“After a thorough analysis of the text and structure of the Voting Rights Act, and a painstaking journey through relevant caselaw, the Court has concluded that this case may be brought only by the Attorney General of the United States,” Judge Lee Rudofsky said, Politico reported.
He added that there was a “strong merits case” that some of the redrawn lines violate the Voting Rights Act but he said he planned to toss it unless the Justice Department becomes a plaintiff within a week.
The lawsuit was filed by the ACLU on behalf of the Arkansas Public Policy Panel and the Arkansas State Conference NAACP on Dec 29, according to the Arkansas Democrat-Gazette.
Arkansas Gov. Asa Hutchinson, Attorney General Leslie Rutledge and Secretary of State John Thurston, all Republicans, are named in the lawsuit. The three make up the Board of Apportionment, which draws the restricting map.
“I am extremely pleased with the district court’s decision effectively dismissing the plaintiffs’ frivolous request to order new House district maps for the 2022 election,” Rutledge said Thursday, according to Politico. “Arkansans can now move forward with choosing their elected representatives.”
The lawsuit claims that under the new lines, only 11 out of 100 House districts in the state are Black majority even though 15.5% of eligible voters in Arkansas are Black.
On Feb. 8, Rudofsky, calling himself a “lowly district judge,” expressed frustration over federal law that says race should be a consideration along with other factors like not splitting up communities in newly drawn districts.
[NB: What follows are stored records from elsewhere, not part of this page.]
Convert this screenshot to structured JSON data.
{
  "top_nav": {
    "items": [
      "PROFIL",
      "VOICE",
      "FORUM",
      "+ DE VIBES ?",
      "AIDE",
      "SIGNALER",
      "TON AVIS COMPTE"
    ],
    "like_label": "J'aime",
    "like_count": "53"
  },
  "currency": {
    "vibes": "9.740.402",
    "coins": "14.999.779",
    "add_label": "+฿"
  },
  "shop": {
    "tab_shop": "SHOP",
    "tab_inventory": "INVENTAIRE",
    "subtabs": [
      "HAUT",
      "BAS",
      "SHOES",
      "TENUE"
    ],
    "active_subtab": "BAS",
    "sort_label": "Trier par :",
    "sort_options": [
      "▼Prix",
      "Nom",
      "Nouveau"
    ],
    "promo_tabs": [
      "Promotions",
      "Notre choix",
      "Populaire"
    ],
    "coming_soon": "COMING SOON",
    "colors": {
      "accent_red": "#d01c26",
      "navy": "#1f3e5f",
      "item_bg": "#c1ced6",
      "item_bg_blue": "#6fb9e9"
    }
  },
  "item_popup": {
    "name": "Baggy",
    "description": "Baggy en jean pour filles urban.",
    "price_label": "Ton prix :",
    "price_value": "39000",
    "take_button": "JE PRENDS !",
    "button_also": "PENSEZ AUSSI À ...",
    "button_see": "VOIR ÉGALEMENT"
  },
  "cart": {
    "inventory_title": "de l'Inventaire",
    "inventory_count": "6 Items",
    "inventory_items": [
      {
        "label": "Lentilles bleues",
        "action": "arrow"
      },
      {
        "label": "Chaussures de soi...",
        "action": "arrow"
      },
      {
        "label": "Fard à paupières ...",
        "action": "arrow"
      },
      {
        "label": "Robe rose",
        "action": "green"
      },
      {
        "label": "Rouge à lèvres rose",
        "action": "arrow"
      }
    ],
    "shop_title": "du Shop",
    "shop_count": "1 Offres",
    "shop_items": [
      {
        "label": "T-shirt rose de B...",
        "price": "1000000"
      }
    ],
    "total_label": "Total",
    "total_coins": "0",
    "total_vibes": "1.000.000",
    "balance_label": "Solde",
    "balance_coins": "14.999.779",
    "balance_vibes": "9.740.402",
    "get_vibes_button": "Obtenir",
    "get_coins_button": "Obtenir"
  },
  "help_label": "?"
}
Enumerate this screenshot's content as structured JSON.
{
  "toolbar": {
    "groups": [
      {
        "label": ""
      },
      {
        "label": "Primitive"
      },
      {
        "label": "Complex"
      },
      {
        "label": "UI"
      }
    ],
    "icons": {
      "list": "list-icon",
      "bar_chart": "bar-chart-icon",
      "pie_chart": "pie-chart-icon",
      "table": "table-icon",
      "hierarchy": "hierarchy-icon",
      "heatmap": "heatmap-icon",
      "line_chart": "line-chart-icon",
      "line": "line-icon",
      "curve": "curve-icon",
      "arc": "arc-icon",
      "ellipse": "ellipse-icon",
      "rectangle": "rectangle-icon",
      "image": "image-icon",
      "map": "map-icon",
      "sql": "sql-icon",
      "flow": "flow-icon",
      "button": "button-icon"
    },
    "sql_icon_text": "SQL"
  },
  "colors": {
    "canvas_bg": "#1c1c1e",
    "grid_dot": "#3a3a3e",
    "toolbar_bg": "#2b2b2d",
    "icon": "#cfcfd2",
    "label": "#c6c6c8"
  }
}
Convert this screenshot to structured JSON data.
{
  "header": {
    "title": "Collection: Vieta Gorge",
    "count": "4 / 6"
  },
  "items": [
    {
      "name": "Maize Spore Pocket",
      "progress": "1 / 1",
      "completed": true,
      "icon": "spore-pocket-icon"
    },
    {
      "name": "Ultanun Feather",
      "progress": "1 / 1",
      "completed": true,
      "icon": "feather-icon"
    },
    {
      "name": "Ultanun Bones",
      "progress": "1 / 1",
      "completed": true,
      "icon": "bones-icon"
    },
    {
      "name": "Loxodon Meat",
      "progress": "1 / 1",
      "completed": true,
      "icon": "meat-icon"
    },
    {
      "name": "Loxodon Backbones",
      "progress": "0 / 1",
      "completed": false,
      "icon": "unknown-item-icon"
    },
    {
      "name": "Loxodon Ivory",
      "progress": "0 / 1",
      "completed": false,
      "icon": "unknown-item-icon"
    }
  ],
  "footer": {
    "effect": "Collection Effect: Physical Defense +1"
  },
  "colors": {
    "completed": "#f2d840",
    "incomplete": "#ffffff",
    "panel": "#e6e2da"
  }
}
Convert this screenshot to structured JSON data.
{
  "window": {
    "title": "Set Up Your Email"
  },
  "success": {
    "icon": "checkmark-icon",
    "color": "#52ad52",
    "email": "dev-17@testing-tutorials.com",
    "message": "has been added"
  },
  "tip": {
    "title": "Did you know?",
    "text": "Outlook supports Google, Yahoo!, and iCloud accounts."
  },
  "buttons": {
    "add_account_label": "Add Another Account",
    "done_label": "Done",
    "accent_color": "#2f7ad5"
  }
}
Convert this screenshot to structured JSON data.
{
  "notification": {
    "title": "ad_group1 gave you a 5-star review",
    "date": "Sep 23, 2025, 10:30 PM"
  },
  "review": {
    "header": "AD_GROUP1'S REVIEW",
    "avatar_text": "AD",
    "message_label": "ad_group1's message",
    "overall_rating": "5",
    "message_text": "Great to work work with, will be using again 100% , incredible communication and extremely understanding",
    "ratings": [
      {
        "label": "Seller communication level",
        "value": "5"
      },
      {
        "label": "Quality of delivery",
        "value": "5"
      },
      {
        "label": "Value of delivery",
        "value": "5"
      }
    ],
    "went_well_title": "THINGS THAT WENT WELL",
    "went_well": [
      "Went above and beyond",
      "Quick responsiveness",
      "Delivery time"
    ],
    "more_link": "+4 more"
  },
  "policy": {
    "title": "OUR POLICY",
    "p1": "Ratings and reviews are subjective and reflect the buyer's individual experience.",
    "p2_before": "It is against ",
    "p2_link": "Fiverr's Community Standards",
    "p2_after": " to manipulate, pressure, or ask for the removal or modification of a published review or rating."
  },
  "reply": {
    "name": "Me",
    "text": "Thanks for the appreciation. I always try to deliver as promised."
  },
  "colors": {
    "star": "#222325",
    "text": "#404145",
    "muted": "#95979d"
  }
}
“It’s very hard for me to figure out what these courts mean when they say don’t take race into account a lot but take race into account,” he said, according to the Gazette. “I understand what they’ve said, but it sounds a whole lot more like a system we’ve set up to say something and then not really do what we’re saying and I don’t know how to resolve that … I’m just a lowly district judge, and I don’t get to change what the Supreme Court has said. But it strikes me that there really doesn’t seem to be a lot of room between don’t let race predominate but take race into account.”
Lawsuits over redistricting maps have been brought in several states.